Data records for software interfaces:
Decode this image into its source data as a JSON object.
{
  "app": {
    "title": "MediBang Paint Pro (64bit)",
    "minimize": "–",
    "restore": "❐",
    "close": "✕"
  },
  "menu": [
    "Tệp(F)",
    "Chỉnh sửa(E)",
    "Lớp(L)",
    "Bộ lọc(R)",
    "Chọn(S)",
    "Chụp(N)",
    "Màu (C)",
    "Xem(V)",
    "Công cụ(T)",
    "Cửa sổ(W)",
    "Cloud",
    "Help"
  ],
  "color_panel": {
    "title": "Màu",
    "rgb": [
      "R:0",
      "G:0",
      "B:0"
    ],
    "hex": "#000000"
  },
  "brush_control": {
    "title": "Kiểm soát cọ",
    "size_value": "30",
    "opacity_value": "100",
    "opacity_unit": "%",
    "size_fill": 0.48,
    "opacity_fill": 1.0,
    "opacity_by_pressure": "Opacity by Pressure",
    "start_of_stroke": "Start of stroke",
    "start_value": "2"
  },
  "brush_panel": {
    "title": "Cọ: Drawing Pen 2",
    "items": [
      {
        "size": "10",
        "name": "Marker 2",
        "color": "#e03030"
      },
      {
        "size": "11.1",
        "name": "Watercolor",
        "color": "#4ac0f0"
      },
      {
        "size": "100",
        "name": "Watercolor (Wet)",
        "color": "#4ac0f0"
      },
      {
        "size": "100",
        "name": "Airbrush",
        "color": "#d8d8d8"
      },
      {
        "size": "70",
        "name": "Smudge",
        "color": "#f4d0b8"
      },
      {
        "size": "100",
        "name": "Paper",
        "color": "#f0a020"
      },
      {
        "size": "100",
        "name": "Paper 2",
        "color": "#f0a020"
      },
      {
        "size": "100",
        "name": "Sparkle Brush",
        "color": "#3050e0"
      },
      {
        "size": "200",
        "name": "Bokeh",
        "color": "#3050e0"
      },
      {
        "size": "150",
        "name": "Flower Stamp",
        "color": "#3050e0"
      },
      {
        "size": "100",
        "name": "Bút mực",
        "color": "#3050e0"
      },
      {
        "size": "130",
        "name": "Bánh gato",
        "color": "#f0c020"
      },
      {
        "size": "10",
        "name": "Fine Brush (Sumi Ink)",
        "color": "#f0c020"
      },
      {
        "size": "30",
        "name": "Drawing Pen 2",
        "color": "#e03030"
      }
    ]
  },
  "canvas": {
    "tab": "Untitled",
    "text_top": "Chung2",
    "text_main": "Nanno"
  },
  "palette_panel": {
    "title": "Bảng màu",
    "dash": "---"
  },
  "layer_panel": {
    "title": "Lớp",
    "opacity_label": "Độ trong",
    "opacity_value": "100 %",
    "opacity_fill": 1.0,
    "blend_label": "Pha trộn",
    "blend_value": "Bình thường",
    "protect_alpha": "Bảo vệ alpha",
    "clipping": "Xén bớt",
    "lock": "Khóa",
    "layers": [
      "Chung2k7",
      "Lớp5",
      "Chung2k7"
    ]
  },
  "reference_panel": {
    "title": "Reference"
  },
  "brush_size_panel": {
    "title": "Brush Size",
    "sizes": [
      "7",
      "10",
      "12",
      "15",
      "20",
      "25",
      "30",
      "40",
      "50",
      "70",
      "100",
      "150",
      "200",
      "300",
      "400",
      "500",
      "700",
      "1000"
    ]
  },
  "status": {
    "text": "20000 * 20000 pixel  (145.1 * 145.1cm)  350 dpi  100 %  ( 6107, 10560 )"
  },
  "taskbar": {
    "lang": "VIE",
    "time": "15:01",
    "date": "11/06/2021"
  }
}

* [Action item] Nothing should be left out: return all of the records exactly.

* [Problem solution]
Decode this image into its source data as a JSON object.
{
  "app": {
    "title": "MediBang Paint Pro (64bit)",
    "minimize": "–",
    "restore": "❐",
    "close": "✕"
  },
  "menu": [
    "Tệp(F)",
    "Chỉnh sửa(E)",
    "Lớp(L)",
    "Bộ lọc(R)",
    "Chọn(S)",
    "Chụp(N)",
    "Màu (C)",
    "Xem(V)",
    "Công cụ(T)",
    "Cửa sổ(W)",
    "Cloud",
    "Help"
  ],
  "color_panel": {
    "title": "Màu",
    "rgb": [
      "R:0",
      "G:0",
      "B:0"
    ],
    "hex": "#000000"
  },
  "brush_control": {
    "title": "Kiểm soát cọ",
    "size_value": "30",
    "opacity_value": "100",
    "opacity_unit": "%",
    "size_fill": 0.48,
    "opacity_fill": 1.0,
    "opacity_by_pressure": "Opacity by Pressure",
    "start_of_stroke": "Start of stroke",
    "start_value": "2"
  },
  "brush_panel": {
    "title": "Cọ: Drawing Pen 2",
    "items": [
      {
        "size": "10",
        "name": "Marker 2",
        "color": "#e03030"
      },
      {
        "size": "11.1",
        "name": "Watercolor",
        "color": "#4ac0f0"
      },
      {
        "size": "100",
        "name": "Watercolor (Wet)",
        "color": "#4ac0f0"
      },
      {
        "size": "100",
        "name": "Airbrush",
        "color": "#d8d8d8"
      },
      {
        "size": "70",
        "name": "Smudge",
        "color": "#f4d0b8"
      },
      {
        "size": "100",
        "name": "Paper",
        "color": "#f0a020"
      },
      {
        "size": "100",
        "name": "Paper 2",
        "color": "#f0a020"
      },
      {
        "size": "100",
        "name": "Sparkle Brush",
        "color": "#3050e0"
      },
      {
        "size": "200",
        "name": "Bokeh",
        "color": "#3050e0"
      },
      {
        "size": "150",
        "name": "Flower Stamp",
        "color": "#3050e0"
      },
      {
        "size": "100",
        "name": "Bút mực",
        "color": "#3050e0"
      },
      {
        "size": "130",
        "name": "Bánh gato",
        "color": "#f0c020"
      },
      {
        "size": "10",
        "name": "Fine Brush (Sumi Ink)",
        "color": "#f0c020"
      },
      {
        "size": "30",
        "name": "Drawing Pen 2",
        "color": "#e03030"
      }
    ]
  },
  "canvas": {
    "tab": "Untitled",
    "text_top": "Chung2",
    "text_main": "Nanno"
  },
  "palette_panel": {
    "title": "Bảng màu",
    "dash": "---"
  },
  "layer_panel": {
    "title": "Lớp",
    "opacity_label": "Độ trong",
    "opacity_value": "100 %",
    "opacity_fill": 1.0,
    "blend_label": "Pha trộn",
    "blend_value": "Bình thường",
    "protect_alpha": "Bảo vệ alpha",
    "clipping": "Xén bớt",
    "lock": "Khóa",
    "layers": [
      "Chung2k7",
      "Lớp5",
      "Chung2k7"
    ]
  },
  "reference_panel": {
    "title": "Reference"
  },
  "brush_size_panel": {
    "title": "Brush Size",
    "sizes": [
      "7",
      "10",
      "12",
      "15",
      "20",
      "25",
      "30",
      "40",
      "50",
      "70",
      "100",
      "150",
      "200",
      "300",
      "400",
      "500",
      "700",
      "1000"
    ]
  },
  "status": {
    "text": "20000 * 20000 pixel  (145.1 * 145.1cm)  350 dpi  100 %  ( 6107, 10560 )"
  },
  "taskbar": {
    "lang": "VIE",
    "time": "15:01",
    "date": "11/06/2021"
  }
}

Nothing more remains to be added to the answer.